Conflict between Buddhism and Confucianism

In the handouts for Lesson 6 (p 10), it states than in 340 CE, Yu Bing issued edicts on behalf of the emperor.
These were to assert the supremacy of Confucianism and the inappropriateness of Buddhism.

Of interest to me is the statement that "there can be only one (principle of government); if one makes it two, disorder will be the result."

This particular rejection of Buddhism rings a bit hollow for a number of reason, not the least of which is the fact that Taoism also provided its own political guidance and principles in addition to those of Confucianism.

See Chapter 57 of the Laozi for one example:

Use the expected to govern the country,
Use surprise to wage war,
Use non action to win the world.


The more prohibitions and rules
The poorer people become.
The sharper the people's weapons
The more they riot.
The more skilled their techniques,
The more grotesque their works.
The more elaborate the laws,
The more they commit crimes.

Therefore the Sage says:
Wo wu wei
I do nothing
And people transform themselves.
I enjoy serenity
And people govern themselves.
I cultivate emptiness
And people become prosperous.
I have no desires
And people simplify themselves.

See also Chapter 58:

If government is muted and muffled
People are cool and refreshed.
If government intrudes and investigates
People are worn down and hopeless.

- Translation by Stephen Addiss and Stanley Lombardo

We do see in Book XIII of the Analects of Confucious (Waley) one of several points of agreement with the Laozi, that, "If the ruler himself is upright, all will go well even though he does not give orders."

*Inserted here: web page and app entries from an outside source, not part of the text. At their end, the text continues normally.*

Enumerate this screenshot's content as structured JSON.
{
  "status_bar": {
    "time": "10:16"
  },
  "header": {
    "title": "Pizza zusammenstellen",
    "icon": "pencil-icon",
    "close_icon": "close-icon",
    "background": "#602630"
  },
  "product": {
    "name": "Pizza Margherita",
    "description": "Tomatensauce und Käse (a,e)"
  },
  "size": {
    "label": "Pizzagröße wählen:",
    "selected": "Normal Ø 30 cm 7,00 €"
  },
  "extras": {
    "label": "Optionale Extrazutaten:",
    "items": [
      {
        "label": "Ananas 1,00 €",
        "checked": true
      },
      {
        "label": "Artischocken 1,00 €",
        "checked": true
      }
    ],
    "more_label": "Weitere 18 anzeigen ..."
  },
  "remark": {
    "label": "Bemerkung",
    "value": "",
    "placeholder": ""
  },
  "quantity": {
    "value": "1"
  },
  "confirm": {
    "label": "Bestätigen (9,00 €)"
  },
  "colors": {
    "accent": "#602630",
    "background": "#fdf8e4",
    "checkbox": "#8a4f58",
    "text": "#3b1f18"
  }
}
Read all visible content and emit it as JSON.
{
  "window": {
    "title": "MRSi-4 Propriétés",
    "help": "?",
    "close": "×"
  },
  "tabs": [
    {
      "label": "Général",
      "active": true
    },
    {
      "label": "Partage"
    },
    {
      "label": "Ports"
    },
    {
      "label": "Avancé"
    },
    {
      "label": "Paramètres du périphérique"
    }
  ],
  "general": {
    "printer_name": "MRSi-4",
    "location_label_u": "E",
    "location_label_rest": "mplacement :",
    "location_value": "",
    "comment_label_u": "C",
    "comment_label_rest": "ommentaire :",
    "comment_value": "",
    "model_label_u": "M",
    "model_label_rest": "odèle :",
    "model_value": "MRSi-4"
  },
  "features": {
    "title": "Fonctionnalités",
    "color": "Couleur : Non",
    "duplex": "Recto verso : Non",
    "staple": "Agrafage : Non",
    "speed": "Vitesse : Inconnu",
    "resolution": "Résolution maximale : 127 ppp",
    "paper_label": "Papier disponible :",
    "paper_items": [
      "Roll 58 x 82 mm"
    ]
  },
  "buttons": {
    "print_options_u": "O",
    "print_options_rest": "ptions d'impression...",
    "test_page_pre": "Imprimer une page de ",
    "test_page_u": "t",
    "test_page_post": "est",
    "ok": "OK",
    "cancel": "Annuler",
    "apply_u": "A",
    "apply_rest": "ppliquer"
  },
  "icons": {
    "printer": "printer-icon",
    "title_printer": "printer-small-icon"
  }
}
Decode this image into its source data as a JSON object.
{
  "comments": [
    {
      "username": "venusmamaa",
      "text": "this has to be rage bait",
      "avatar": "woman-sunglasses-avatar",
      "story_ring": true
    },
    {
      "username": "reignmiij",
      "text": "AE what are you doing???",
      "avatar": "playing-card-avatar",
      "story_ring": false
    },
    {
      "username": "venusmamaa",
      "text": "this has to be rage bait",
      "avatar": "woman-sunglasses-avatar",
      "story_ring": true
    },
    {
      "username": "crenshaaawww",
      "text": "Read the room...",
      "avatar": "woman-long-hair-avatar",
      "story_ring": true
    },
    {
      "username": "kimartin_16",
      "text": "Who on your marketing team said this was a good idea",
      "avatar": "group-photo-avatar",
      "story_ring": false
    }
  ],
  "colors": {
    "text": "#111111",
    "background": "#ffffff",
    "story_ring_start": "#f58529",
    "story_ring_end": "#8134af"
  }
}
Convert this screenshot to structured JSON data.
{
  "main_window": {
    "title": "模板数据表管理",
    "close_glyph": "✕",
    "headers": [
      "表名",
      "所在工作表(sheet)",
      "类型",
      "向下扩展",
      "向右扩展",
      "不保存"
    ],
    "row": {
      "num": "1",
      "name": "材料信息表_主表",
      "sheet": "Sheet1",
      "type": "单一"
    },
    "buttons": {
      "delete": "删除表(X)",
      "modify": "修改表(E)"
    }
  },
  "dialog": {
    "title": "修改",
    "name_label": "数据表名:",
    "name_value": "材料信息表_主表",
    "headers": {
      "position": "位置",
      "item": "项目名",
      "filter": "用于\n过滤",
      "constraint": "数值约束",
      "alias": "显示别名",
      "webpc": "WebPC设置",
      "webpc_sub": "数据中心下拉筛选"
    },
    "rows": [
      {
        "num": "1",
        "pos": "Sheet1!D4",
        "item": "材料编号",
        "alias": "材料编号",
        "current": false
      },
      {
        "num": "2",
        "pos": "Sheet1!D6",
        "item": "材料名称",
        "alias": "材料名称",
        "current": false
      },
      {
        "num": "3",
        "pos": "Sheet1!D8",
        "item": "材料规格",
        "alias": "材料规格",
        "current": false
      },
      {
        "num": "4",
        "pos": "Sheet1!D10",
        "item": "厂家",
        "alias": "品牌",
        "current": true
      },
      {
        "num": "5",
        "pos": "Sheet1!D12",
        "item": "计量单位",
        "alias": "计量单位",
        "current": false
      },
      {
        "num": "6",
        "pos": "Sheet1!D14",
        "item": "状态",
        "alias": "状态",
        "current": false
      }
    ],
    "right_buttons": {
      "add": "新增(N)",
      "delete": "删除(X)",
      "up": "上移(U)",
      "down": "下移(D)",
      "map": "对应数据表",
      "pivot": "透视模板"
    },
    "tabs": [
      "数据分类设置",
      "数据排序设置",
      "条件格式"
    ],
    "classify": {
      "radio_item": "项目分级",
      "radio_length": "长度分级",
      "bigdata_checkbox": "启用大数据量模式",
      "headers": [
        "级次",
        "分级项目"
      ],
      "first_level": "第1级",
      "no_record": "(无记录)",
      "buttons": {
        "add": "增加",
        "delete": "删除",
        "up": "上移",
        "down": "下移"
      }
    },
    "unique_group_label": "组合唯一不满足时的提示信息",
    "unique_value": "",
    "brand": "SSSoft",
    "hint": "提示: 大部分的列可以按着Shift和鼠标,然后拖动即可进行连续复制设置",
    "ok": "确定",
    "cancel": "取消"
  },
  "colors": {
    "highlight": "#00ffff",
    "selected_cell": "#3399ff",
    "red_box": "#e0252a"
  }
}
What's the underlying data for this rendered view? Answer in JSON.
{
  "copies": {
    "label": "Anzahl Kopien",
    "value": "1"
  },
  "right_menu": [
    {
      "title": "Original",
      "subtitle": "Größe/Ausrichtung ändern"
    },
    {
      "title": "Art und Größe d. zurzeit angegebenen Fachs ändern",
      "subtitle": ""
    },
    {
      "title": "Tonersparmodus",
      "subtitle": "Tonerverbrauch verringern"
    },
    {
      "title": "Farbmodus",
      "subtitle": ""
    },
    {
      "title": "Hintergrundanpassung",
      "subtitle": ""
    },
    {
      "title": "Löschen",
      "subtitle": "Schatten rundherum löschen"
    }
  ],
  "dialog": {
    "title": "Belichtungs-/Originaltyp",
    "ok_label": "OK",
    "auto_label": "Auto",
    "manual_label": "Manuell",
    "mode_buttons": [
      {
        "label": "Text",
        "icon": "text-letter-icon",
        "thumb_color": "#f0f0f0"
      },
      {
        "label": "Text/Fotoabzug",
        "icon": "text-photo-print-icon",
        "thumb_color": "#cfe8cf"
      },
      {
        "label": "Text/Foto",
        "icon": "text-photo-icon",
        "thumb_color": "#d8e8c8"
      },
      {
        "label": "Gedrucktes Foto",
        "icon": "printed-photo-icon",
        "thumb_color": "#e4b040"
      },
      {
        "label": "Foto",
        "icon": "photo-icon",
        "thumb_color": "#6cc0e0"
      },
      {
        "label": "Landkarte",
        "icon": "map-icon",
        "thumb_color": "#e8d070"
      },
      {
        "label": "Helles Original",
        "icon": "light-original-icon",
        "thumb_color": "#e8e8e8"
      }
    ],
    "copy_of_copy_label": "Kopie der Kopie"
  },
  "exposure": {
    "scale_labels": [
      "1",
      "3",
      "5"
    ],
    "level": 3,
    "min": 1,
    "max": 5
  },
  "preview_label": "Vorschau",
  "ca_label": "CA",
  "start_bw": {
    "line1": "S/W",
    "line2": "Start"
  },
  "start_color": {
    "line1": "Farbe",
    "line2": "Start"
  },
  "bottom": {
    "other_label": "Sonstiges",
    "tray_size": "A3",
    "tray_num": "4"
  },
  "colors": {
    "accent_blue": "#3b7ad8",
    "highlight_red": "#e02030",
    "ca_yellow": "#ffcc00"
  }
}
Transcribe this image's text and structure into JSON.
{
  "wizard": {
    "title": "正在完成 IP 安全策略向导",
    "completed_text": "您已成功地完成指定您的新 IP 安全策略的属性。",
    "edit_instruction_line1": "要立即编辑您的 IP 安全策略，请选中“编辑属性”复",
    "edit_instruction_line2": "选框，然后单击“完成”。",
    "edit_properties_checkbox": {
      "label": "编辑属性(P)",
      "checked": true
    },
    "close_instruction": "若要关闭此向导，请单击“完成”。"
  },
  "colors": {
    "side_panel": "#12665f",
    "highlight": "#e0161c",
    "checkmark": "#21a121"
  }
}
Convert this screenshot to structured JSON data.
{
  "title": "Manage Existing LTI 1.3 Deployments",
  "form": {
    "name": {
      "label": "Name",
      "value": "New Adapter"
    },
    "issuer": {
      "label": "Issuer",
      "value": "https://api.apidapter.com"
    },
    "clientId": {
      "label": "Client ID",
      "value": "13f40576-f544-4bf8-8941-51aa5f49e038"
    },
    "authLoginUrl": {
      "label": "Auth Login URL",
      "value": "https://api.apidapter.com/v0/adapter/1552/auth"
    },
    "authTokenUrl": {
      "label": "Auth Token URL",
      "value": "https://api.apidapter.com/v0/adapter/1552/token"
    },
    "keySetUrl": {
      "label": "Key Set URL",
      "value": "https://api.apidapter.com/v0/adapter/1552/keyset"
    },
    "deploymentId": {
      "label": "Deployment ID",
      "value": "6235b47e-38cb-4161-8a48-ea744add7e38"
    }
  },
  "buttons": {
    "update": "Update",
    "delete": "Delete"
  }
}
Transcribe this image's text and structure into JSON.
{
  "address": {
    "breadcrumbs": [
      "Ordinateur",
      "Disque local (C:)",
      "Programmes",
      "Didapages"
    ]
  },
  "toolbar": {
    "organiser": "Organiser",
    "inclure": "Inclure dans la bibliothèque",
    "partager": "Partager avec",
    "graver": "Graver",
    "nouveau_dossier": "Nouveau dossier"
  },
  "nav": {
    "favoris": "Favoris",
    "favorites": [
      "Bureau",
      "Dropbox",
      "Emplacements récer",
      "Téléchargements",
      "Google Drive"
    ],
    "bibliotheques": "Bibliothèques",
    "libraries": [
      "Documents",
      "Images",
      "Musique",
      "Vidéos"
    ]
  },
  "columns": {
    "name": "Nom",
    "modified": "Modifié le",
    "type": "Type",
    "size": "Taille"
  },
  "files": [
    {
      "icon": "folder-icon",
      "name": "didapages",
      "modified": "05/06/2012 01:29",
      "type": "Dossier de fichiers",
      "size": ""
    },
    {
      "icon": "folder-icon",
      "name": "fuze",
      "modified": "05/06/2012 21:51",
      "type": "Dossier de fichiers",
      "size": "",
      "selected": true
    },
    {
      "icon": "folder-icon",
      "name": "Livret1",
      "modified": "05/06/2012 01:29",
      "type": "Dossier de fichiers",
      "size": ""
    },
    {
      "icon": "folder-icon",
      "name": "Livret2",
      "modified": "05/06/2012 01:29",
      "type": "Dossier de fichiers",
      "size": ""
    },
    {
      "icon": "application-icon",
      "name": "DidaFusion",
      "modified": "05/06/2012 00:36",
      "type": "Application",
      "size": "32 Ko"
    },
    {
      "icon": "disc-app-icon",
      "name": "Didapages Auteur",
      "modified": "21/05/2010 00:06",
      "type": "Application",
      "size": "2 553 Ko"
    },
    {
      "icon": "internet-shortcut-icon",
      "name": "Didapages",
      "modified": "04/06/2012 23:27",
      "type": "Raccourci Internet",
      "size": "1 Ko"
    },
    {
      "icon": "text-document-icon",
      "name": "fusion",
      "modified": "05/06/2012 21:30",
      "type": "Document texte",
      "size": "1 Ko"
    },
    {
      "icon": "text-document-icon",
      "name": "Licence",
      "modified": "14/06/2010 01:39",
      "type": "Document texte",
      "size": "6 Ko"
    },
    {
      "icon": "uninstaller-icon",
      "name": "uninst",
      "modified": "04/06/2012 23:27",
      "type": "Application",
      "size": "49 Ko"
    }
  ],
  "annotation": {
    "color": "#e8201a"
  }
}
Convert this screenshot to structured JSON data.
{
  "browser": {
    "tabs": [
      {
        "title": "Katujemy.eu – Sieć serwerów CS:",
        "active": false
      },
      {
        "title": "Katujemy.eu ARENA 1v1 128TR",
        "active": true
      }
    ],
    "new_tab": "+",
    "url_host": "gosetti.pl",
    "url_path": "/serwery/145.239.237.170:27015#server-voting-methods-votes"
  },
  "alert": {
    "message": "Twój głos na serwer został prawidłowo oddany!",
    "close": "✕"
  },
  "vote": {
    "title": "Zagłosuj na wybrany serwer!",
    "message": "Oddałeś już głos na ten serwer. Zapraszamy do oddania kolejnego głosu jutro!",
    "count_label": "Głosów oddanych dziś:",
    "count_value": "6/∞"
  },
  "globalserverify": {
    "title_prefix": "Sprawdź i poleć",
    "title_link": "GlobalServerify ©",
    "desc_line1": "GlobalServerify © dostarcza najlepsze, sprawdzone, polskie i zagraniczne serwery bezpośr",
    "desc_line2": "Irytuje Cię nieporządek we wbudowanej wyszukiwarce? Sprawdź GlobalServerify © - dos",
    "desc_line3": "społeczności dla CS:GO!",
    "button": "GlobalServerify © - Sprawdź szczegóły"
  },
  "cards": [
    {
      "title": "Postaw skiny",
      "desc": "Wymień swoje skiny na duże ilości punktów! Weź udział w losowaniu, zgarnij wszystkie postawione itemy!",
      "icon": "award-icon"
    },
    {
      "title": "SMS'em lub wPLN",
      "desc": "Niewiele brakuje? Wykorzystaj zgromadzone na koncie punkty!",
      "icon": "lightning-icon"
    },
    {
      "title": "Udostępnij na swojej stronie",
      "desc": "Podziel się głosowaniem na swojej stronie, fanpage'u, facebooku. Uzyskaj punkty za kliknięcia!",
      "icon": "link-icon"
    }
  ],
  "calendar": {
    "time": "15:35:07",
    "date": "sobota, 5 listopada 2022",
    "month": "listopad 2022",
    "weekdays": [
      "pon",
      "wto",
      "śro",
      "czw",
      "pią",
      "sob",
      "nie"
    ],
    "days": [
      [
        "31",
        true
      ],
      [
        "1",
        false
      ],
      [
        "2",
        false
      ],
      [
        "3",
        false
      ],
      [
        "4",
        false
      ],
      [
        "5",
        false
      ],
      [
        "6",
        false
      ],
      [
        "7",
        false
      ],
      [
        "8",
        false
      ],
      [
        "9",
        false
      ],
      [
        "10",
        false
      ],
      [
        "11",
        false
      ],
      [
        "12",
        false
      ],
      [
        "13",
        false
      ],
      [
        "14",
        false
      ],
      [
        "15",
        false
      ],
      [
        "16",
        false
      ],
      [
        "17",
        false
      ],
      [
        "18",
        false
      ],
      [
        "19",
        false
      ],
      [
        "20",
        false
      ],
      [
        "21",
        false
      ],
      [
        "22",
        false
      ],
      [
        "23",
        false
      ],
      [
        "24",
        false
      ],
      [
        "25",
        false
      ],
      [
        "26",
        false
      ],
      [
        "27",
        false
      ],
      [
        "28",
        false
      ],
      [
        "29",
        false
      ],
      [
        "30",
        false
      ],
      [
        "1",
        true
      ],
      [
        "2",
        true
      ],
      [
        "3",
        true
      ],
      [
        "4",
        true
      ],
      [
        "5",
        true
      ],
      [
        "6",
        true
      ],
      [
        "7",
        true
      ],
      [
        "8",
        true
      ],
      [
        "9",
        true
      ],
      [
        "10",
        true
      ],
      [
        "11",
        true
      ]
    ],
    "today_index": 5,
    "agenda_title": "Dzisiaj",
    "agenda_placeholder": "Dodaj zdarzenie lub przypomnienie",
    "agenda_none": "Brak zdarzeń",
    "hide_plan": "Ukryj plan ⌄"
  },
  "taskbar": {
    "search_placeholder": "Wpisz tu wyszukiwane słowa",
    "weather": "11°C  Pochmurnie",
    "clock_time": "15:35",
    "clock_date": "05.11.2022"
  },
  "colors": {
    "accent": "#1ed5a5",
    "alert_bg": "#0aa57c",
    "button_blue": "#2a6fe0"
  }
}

Yet in Book II, we see a statement that seems to both agree and conflict with elements of the above:

"The Master said, Govern the people by regulations and chastisements, and they will flee from you, and lose all self respect.
Govern them by moral force, keep order among them by ritual, and they will keep their self-respect and come to you of their own accord."
Here we see the avoidance of prohibitions and rules referenced in the Laozi; the mention of ritual in the Analects (a central theme) is completely absent from the Laozi.

Furthermore, in Book XIV of the Analects, we have the statement that, "So long as the ruler loves ritual, the people will be easy to handle."

Again we have a mention of ritual found nowhere in the Laozi.

Notwithstanding the fact that we now know that both the Laozi and the Analects are not the product of a single author (so neither of these is truly representative of "one principle" but an amalgamation of sometimes conflicting principles) , the simple fact that both were simultaneously in use throughout various eras and Dynasties would seem to throw cold water on the notion that using two principles - or at least referring to them in formulating the principles of government - would lead to disorder.